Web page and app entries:
◆ ◆ ◆ ◆

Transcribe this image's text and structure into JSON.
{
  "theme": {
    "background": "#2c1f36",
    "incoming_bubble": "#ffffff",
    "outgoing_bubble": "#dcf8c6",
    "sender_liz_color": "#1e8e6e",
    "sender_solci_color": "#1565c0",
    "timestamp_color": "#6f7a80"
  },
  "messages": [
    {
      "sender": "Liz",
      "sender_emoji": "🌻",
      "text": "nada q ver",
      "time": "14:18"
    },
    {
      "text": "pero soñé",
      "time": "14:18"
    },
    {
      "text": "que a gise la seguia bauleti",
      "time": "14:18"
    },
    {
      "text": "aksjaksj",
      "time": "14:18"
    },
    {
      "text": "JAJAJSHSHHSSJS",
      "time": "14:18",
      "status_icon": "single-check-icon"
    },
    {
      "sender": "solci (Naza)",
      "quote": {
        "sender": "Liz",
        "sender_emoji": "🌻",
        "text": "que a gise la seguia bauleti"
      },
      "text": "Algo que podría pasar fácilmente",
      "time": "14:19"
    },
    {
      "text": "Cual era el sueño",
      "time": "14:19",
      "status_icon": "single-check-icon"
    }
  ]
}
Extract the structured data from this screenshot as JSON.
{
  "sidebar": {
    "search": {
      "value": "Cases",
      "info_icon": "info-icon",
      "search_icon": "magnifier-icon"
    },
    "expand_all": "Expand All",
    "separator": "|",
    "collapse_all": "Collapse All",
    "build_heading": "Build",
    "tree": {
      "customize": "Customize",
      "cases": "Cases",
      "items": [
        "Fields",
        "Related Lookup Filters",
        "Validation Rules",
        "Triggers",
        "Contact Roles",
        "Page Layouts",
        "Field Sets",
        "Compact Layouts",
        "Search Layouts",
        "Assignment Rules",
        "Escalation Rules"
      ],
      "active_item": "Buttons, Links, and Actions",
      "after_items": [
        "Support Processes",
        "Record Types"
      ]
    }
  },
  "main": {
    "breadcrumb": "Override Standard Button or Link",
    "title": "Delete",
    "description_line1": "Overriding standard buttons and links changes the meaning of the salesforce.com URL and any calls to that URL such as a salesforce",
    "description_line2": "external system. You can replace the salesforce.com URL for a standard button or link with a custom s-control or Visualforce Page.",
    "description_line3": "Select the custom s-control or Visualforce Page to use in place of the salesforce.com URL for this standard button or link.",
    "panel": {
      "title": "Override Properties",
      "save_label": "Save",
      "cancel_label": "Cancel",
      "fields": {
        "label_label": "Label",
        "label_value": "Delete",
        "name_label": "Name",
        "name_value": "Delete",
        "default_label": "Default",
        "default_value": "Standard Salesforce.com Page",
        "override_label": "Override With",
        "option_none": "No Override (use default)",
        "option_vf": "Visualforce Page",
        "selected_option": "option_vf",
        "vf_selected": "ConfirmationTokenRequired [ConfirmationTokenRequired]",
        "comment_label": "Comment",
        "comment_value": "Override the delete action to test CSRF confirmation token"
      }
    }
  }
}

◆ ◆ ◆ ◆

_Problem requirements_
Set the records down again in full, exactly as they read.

_Answer section_
Transcribe this image's text and structure into JSON.
{
  "theme": {
    "background": "#2c1f36",
    "incoming_bubble": "#ffffff",
    "outgoing_bubble": "#dcf8c6",
    "sender_liz_color": "#1e8e6e",
    "sender_solci_color": "#1565c0",
    "timestamp_color": "#6f7a80"
  },
  "messages": [
    {
      "sender": "Liz",
      "sender_emoji": "🌻",
      "text": "nada q ver",
      "time": "14:18"
    },
    {
      "text": "pero soñé",
      "time": "14:18"
    },
    {
      "text": "que a gise la seguia bauleti",
      "time": "14:18"
    },
    {
      "text": "aksjaksj",
      "time": "14:18"
    },
    {
      "text": "JAJAJSHSHHSSJS",
      "time": "14:18",
      "status_icon": "single-check-icon"
    },
    {
      "sender": "solci (Naza)",
      "quote": {
        "sender": "Liz",
        "sender_emoji": "🌻",
        "text": "que a gise la seguia bauleti"
      },
      "text": "Algo que podría pasar fácilmente",
      "time": "14:19"
    },
    {
      "text": "Cual era el sueño",
      "time": "14:19",
      "status_icon": "single-check-icon"
    }
  ]
}
Extract the structured data from this screenshot as JSON.
{
  "sidebar": {
    "search": {
      "value": "Cases",
      "info_icon": "info-icon",
      "search_icon": "magnifier-icon"
    },
    "expand_all": "Expand All",
    "separator": "|",
    "collapse_all": "Collapse All",
    "build_heading": "Build",
    "tree": {
      "customize": "Customize",
      "cases": "Cases",
      "items": [
        "Fields",
        "Related Lookup Filters",
        "Validation Rules",
        "Triggers",
        "Contact Roles",
        "Page Layouts",
        "Field Sets",
        "Compact Layouts",
        "Search Layouts",
        "Assignment Rules",
        "Escalation Rules"
      ],
      "active_item": "Buttons, Links, and Actions",
      "after_items": [
        "Support Processes",
        "Record Types"
      ]
    }
  },
  "main": {
    "breadcrumb": "Override Standard Button or Link",
    "title": "Delete",
    "description_line1": "Overriding standard buttons and links changes the meaning of the salesforce.com URL and any calls to that URL such as a salesforce",
    "description_line2": "external system. You can replace the salesforce.com URL for a standard button or link with a custom s-control or Visualforce Page.",
    "description_line3": "Select the custom s-control or Visualforce Page to use in place of the salesforce.com URL for this standard button or link.",
    "panel": {
      "title": "Override Properties",
      "save_label": "Save",
      "cancel_label": "Cancel",
      "fields": {
        "label_label": "Label",
        "label_value": "Delete",
        "name_label": "Name",
        "name_value": "Delete",
        "default_label": "Default",
        "default_value": "Standard Salesforce.com Page",
        "override_label": "Override With",
        "option_none": "No Override (use default)",
        "option_vf": "Visualforce Page",
        "selected_option": "option_vf",
        "vf_selected": "ConfirmationTokenRequired [ConfirmationTokenRequired]",
        "comment_label": "Comment",
        "comment_value": "Override the delete action to test CSRF confirmation token"
      }
    }
  }
}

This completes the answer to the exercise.